Thursday, February 4, 2010

Bad News for Outlaws, Good News for Readers

Since February is Black History Month, I thought I'd give a shout-out to author Vaunda Micheaux Nelson, who just won the Coretta Scott King Award for her book, Bad News for Outlaws: The Remarkable Life of Bass Reeves, Deputy U.S. Marshal.

Reeves, born a slave in 1838, fled to Indian Territory in the 1860's and lived among several Native American tribes. In time he married and raised a large family, supporting them as a farmer before being recruited as the first African-American deputy U.S. Marshal west of the Mississippi. During his 32-year career, he apprehended more than 3,000 felons. Many were notorious, dangerous outlaws, but Reeves was not only a crack shot, but a smart and wily lawman who outwitted his opponents.

I'd never heard of Bass Reeves, and it's always interesting to read about someone new.
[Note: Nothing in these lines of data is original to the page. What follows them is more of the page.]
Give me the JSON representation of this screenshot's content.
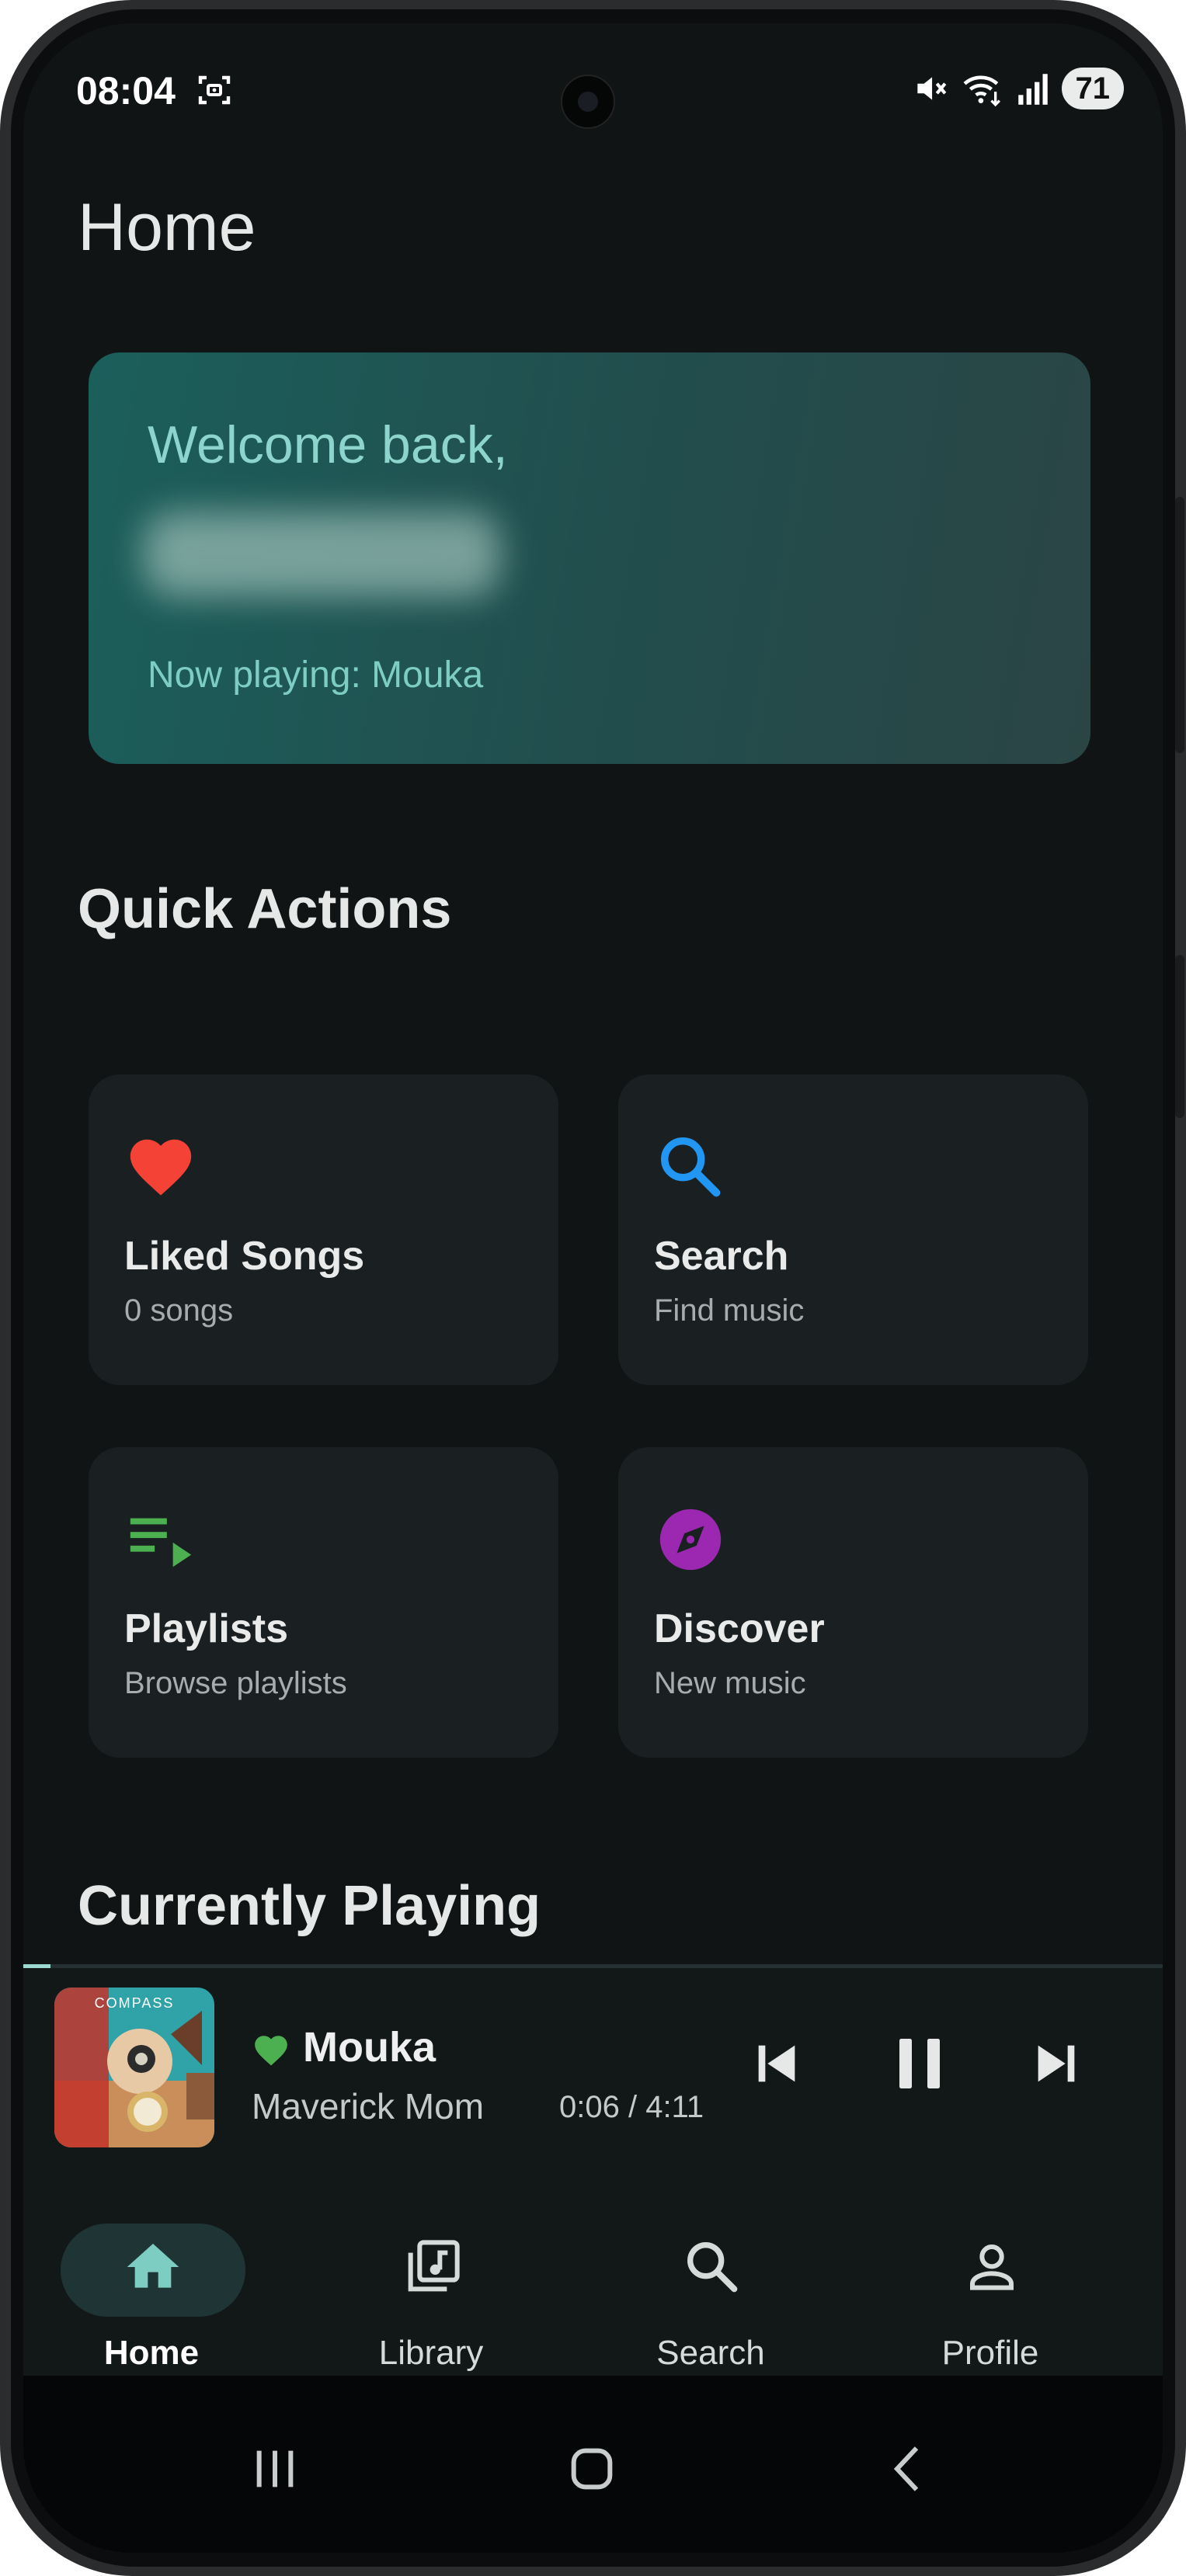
{
  "status_bar": {
    "time": "08:04",
    "battery": "71",
    "icons": [
      "screen-record-icon",
      "mute-icon",
      "wifi-icon",
      "signal-icon"
    ]
  },
  "page": {
    "title": "Home"
  },
  "welcome": {
    "greeting": "Welcome back,",
    "user_name_redacted": true,
    "now_playing": "Now playing: Mouka"
  },
  "quick_actions": {
    "title": "Quick Actions",
    "tiles": [
      {
        "icon": "heart-icon",
        "title": "Liked Songs",
        "subtitle": "0 songs",
        "color": "#f44336"
      },
      {
        "icon": "search-icon",
        "title": "Search",
        "subtitle": "Find music",
        "color": "#2196f3"
      },
      {
        "icon": "playlist-icon",
        "title": "Playlists",
        "subtitle": "Browse playlists",
        "color": "#4caf50"
      },
      {
        "icon": "compass-icon",
        "title": "Discover",
        "subtitle": "New music",
        "color": "#9c27b0"
      }
    ]
  },
  "currently_playing": {
    "title": "Currently Playing",
    "album_label": "COMPASS",
    "song": "Mouka",
    "artist": "Maverick Mom",
    "time": "0:06 / 4:11",
    "progress": 0.024,
    "liked": true,
    "like_color": "#4caf50"
  },
  "bottom_nav": {
    "items": [
      {
        "label": "Home",
        "icon": "home-icon",
        "active": true
      },
      {
        "label": "Library",
        "icon": "library-icon",
        "active": false
      },
      {
        "label": "Search",
        "icon": "search-icon",
        "active": false
      },
      {
        "label": "Profile",
        "icon": "profile-icon",
        "active": false
      }
    ]
  },
  "colors": {
    "accent": "#7ecdc2",
    "background": "#101415",
    "card": "#1a2021"
  }
}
But what especially delighted me about this picture book biography was Nelson's playful use of language. The text is peppered with juicy colloquialisms that add a marvelous flavor to the story and bring the late 19th-century Indian Territory to life. Here's a sample:

"Jim Webb's luck was running muddy when Bass Reeves rode into town. Webb had stayed one jump ahead of the lawman for two years. He wasn't about to be caught now. Packing both rifle and revolver, the desperado leaped out a window of Bywaters' store. He made a break for his horse, but Reeves cut him off.

"Bass hollered from the saddle of his stallion, warning Webb to give up.

"The outlaw bolted.

"Bass shook his head. He hated bloodshed, but Webb might need killing. As a deputy U.S. marshal, it was Bass's job to bring Webb in. Alive or dead."

The most moving spread in the book, illustrated with great painterly style by R. Gregory Christie, shows Reeves at one of the most tragic moments of his life--when he had to arrest his own son for murder. Note the back cover, too, where Christie paints Reeves from a low angle, so that we're looking up at him. The image shows this legendary lawman standing tall and makes him look larger than life.

Hooray for Vaunda Micheaux Nelson for bringing this lesser-known African-American figure to our attention with such intelligence and wit. Kids will love the action and adventure of this well-told story, which like all books about Black History should be enjoyed not just during February, but all year round.

Here's an interview with Nelson from 2009 that was posted on The Brown Bookshelf:
What books about African Americans are you reading?


Becky Levine said...

This looks wonderful. Going on my to-read list. :)

Karen Romano Young said...

I'm dying to read this book now. Thanks for posting about it. And isn't the cover terrific?